A time for remembrance

Memorials took place last week at Portland State and City Hall to celebrate the life and work of Deborah Lynn Murdock, the former PSU lobbyist who died last month after a brief struggle with cancer.

Memorials took place last week at Portland State and City Hall to celebrate the life and work of Deborah Lynn Murdock, the former PSU lobbyist who died last month after a brief struggle with cancer.

Around 450 Portland State community members gathered Sunday in the Smith Memorial Ballroom at PSU.

The Ballroom memorial was emceed by The Oregonian’s political cartoonist and 1999 PSU alum Jack Ohman, and featured speeches by former U.S. Representative Les AuCoin, Oregon University System Chancellor George Pernsteiner, former PSU President Daniel O. Bernstine and a performance by Darrell Grant, of the School of Fine and Performing arts.

U.S. Representatives Darlene Hooley and Earl Blumenauer were present, as was former Oregon Governor Barbara Roberts.

Most who spoke remembered Murdock as a gregarious woman who spent the last 14 years working tirelessly to better the university, whether she was lobbying on PSU’s behalf in Salem or mentoring students interested in a career in public service.

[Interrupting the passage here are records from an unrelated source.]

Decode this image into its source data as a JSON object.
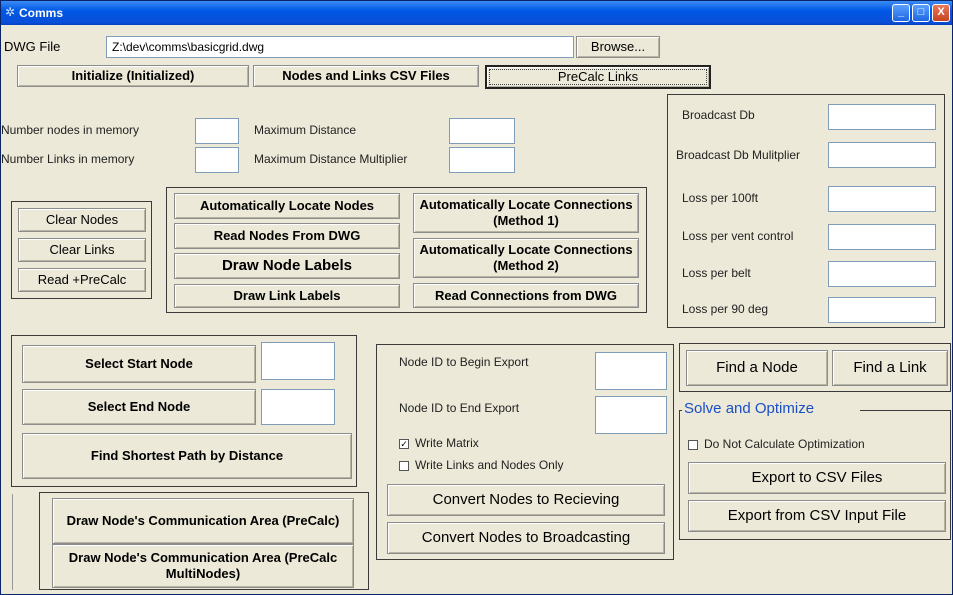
{
  "window": {
    "title": "Comms",
    "icon": "gear-icon",
    "controls": {
      "minimize": "_",
      "maximize": "□",
      "close": "X"
    }
  },
  "dwg": {
    "label": "DWG File",
    "path": "Z:\\dev\\comms\\basicgrid.dwg",
    "browse": "Browse..."
  },
  "top_buttons": {
    "initialize": "Initialize (Initialized)",
    "nodes_links_csv": "Nodes and Links CSV Files",
    "precalc_links": "PreCalc Links"
  },
  "stats": {
    "num_nodes": "Number nodes in memory",
    "num_links": "Number Links in memory",
    "max_distance": "Maximum Distance",
    "max_distance_mult": "Maximum Distance Multiplier"
  },
  "broadcast": {
    "db": "Broadcast Db",
    "db_mult": "Broadcast Db Mulitplier",
    "loss_100ft": "Loss per 100ft",
    "loss_vent": "Loss per vent control",
    "loss_belt": "Loss per belt",
    "loss_90": "Loss per 90 deg"
  },
  "clear": {
    "clear_nodes": "Clear Nodes",
    "clear_links": "Clear Links",
    "read_precalc": "Read +PreCalc"
  },
  "locate": {
    "auto_nodes": "Automatically Locate Nodes",
    "read_nodes": "Read Nodes From DWG",
    "draw_node_labels": "Draw Node Labels",
    "draw_link_labels": "Draw Link Labels",
    "auto_conn1": "Automatically Locate Connections (Method 1)",
    "auto_conn2": "Automatically Locate Connections (Method 2)",
    "read_conn": "Read Connections from DWG"
  },
  "path": {
    "start": "Select Start Node",
    "end": "Select End Node",
    "shortest": "Find Shortest Path by Distance"
  },
  "comm_area": {
    "precalc": "Draw  Node's Communication Area (PreCalc)",
    "multinodes": "Draw  Node's Communication Area (PreCalc MultiNodes)"
  },
  "export": {
    "begin": "Node ID to Begin Export",
    "end": "Node ID to End Export",
    "write_matrix": "Write Matrix",
    "write_matrix_checked": true,
    "write_links_nodes": "Write Links and Nodes Only",
    "write_links_nodes_checked": false,
    "to_receiving": "Convert Nodes to Recieving",
    "to_broadcasting": "Convert Nodes to Broadcasting"
  },
  "find": {
    "node": "Find a Node",
    "link": "Find a Link"
  },
  "solve": {
    "title": "Solve and Optimize",
    "no_opt": "Do Not Calculate Optimization",
    "no_opt_checked": false,
    "export_csv": "Export to CSV Files",
    "export_from_csv": "Export from CSV Input File"
  },
  "colors": {
    "title_bar": "#0058e6",
    "face": "#ece9d8",
    "accent_text": "#1a4fc4"
  }
}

“I first met Debbie in the 1990s when I was mulling going back to college,” Ohman said. “Debbie Murdock was a friend to my efforts to return. She almost seemed to know what classes I was taking and how many credits I needed.”

Ohman said that the university “was literally Debbie’s life.”

“When PSU was happy, Debbie was happy,” he said. “No one put in more time doing more thankless tasks.”

Murdock worked out of the spotlight for years. She spent a year in AuCoin’s office when he was a Congressman, working as a legislative aide before coming to PSU in 1993. He called her one of the best aides he ever worked with.

“She was a big-hearted, candy-voiced, force of nature. Life isn’t about longevity, but quality. Debbie spent her life believing in the perfectibility of human nature,” AuCoin said. “For her, a person who had gone off track wasn’t expendable. She saw it as her job to lead people to the right choices.”

While at PSU, Murdock became the special assistant to the president for strategic planning, public policy and government relations under Bernstine.

“My name is Dan Bernstine and I spent 10 years here at PSU working for Debbie Murdock,” Bernstine said, before many of his favorite memories working with Murdock.

The Portland City Council also honored Murdock last Thursday by signing a resolution honoring her life. Part of the resolution read, “Be it resolved, that the City Council celebrates the life of Deborah Murdock, a remarkable woman and strong advocate for children, education, civic engagement and society’s under-served populations.”

“She has made Portland a much better place because of who she was,” said Portland City Commissioner Sam Adams. ” She was very warm and gave a lot of herself. She is someone I miss very much.”

Commissioner Randy Leonard, a PSU alum, remembered Murdock from his days in the State Legislature.

“Debbie Murdock, when I was in legislature, quickly became the most powerful and important voice on PSU’s behalf,” he said. “We can never thank Deborah enough for what she did for PSU.”

Murdock was born in Davenport, Iowa on May 4, 1955 to James and Vergene Murdock. She moved to San Diego, Calif. in 1961 and earned a bachelor’s degree in political science from San Diego State University.

Murdock spent her entire professional life in public service, working as executive director of the Community Coordinated Child Care Council, as a staff associate for the Oregon Community College Association and as assistant director of public policy for the YMCA in Washington, D.C.

During her time at PSU, Murdock helped secure funding for several major projects, including the Native American Student and Community Center.

Murdock suffered a stroke in October 2006 that left her with temporary paralysis, yet she was back on the job within months. Over the summer, Murdock fell ill and doctors discovered soft tissue sarcoma, a rare and aggressive form of cancer. Murdock died Aug. 14, just weeks after the cancer was discovered.

She is survived by her sisters Kathy Bullock and Janice Lane and her brother James Richard Murdock. She has two nieces, Christi Brooks and Bethany Whitwer, and two nephews, Paul Brooks and Jonathan Whitwer.

Murdock’s former assistant Jesse Cornett is now filling her position on an interim basis. A search for a permanent replacement has not yet begun.

To make a donation to the Debbie Murdock Scholarship Fund, make checks payable to:

PSU FoundationPresident’s OfficePO Box 751Portland, OR 97207